In the theater, people tend to break into applause when stars they’ve paid a lot of money to see appear onstage. That always feels premature and a little parochial even though it’s just an obvious display of affection and respect. But, if we’re being honest, they haven’t done anything yet. “Cheerful Weather for the Wedding,” a flavorless movie set in the early 1930s, has a moment like that. For the opening minutes, members of the bride’s well-heeled English family have been in a state of stress. They’re mostly young and possess an uncanny ability to natter on about almost nothing — chiefly, why hasn’t the bride come down, since it’s almost time to head to the church?
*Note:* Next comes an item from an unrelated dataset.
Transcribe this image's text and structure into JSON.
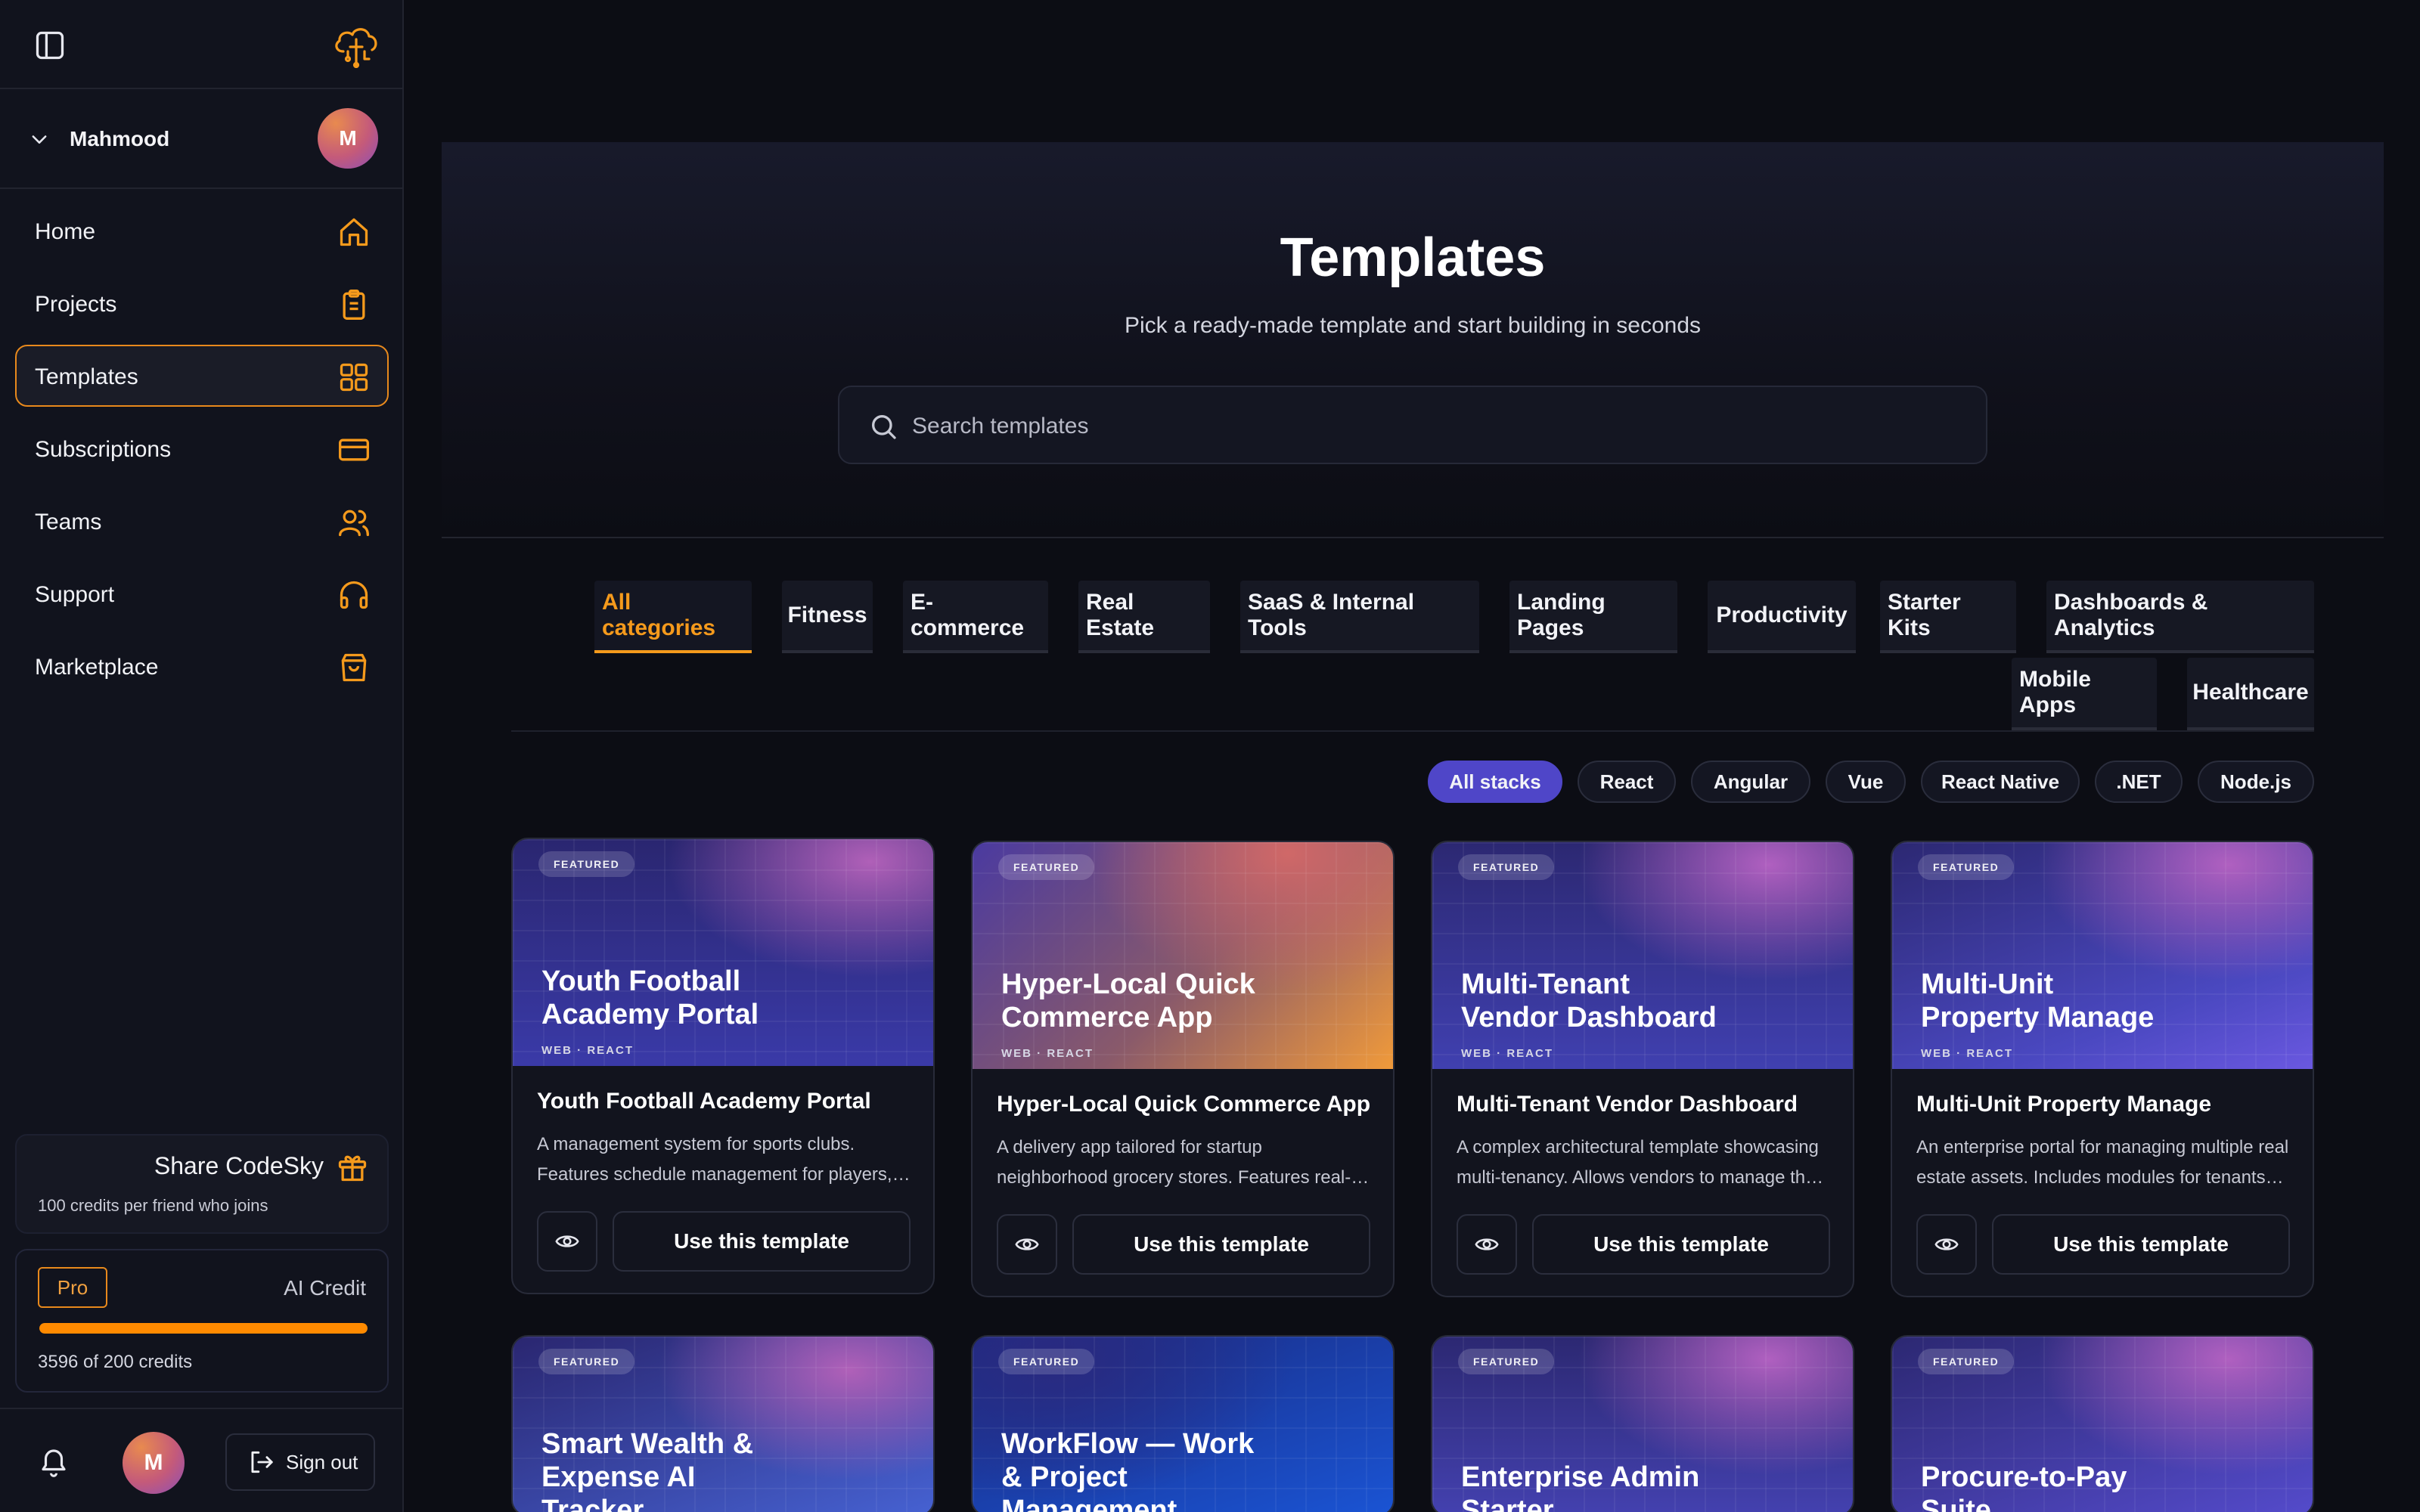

When the bride’s mother blasts through the front door in slow motion, the nattering stops. The slow motion and medium close-up of her sailing into the house are just like that applause, only more desperate. For the mother isn’t Elaine Stritch, Glenn Close, Phylicia Rashad, or Chita Rivera. It’s Elizabeth McGovern, who, with all due respect, is none of those women. McGovern is always a pleasure to watch. But the spontaneous-applause treatment creates the expectation that the drama of her introduction will pay off in a grand actorly display.